When James Dao of The New York Times wanted an expert to talk
about vote fraud in Appalachia and the impact of rural voters
on the election, he called the director, who was quoted in Dao’s
story in the Times on Nov. 4. The director was interviewed before
the election by CNN, NPR, USA Today, People magazine and the Philadelphia
Inquirer; made many broadcast and personal appearances; and wrote
a post-election report on Kentucky for a Southern regional newsletter.
The Institute got a favorable mention in Al’s
Morning Meeting, published by the Poynter Institute for Media
Studies. The director and chairman of the national Advisory Board,

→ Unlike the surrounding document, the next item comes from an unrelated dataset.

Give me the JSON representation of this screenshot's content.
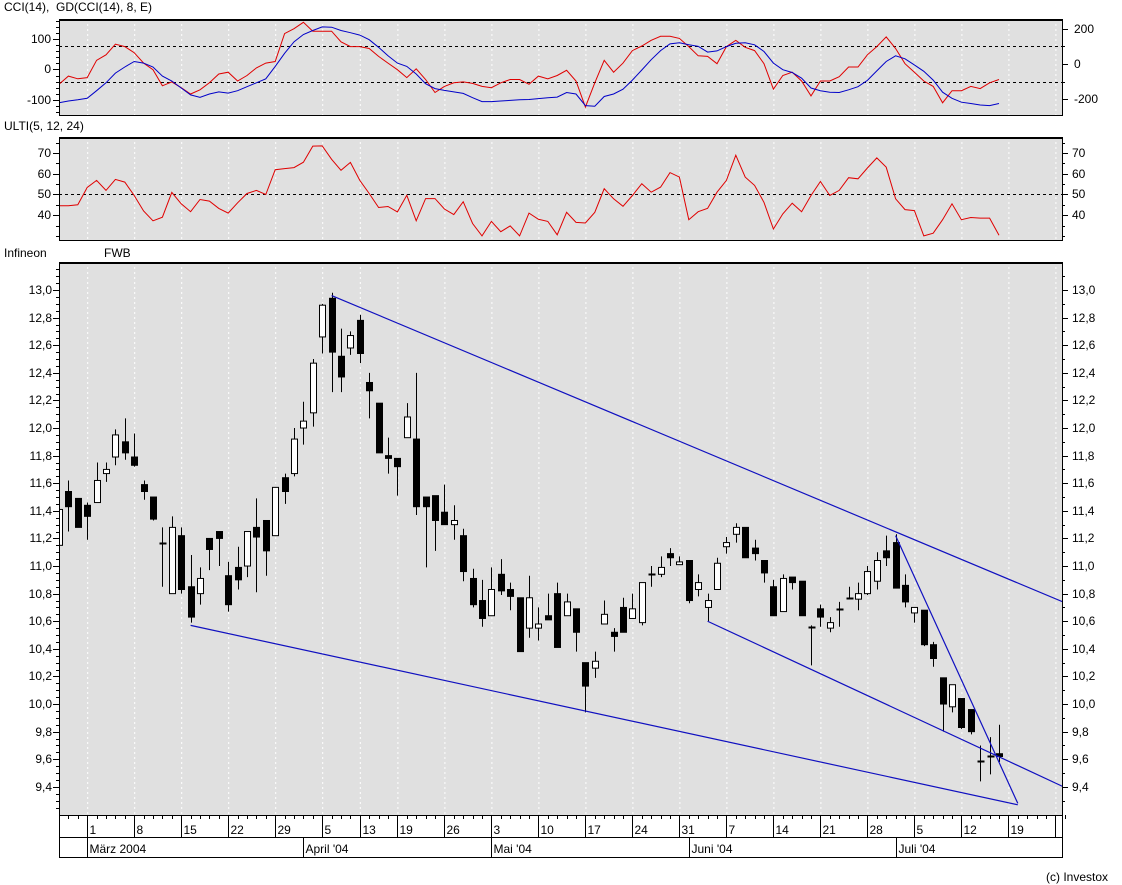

Rudy Abramson, were invited to, and attended, the W.K. Kellogg
Foundation’s national conference on rural issues in Washington
in March. Likewise, the director plans to attend a public-policy
conference of the Kettering Foundation in Dayton next week.
The director attended Tennessee Press Association
conventions in February and June, and plans to attend the North
Carolina Press Association convention this month and the West
Virginia Press Association convention next month. The first SNPA
presentation was held at the Virginia Press Association. Kentucky
Press Association editors receive occasional e-mails about the
Institute, and we are a featured link on KPA’s home page.
The Institute joined the National Newspaper Association,
and the director attended the NNA convention in Denver last fall.
He also attended the Associated Press Managing Editors conference
in Louisville and joined the International Society of Weekly Newspaper
Editors. The Institute also received newsletters from many state
We posted on our Web site the speeches made in
April by this year’s inductees to the Kentucky Journalism
Hall of Fame. Three of the six were involved in community journalism.
The Institute is operating on a two-year, $250,000
grant from the Knight Foundation and a $50,000 Ford Foundation
grant that was originally made for one year and has been extended
for another year. At the Knight Foundation’s invitation,
we have applied for operating funds for the third year. Meanwhile,
the University of Kentucky has established a new faculty line
for the director’s academic salary, and continues to provide
The Knight Foundation also has invited us to apply
for a challenge grant that would match our other private fund-raising
for the endowment that has been established to make the Institute
a permanent part of the university. The combined private fund-raising
and Knight match would then be matched by the state Research Challenge
Trust Fund, generating a total of $4 for each $1 in initial contributions.
Our fund-raising goal is $750,000, which if reached
would create an endowment of $3 million, generating about $140,000
a year. With the faculty salary and the university’s administrative
support, that would give us a budget of more than $200,000 a year,
which we think would be adequate to support a program that would
have a national impact and still give special attention to Central
Appalachia and the rest of Kentucky. Anything you can do to help
us get this essential support would be greatly appreciated.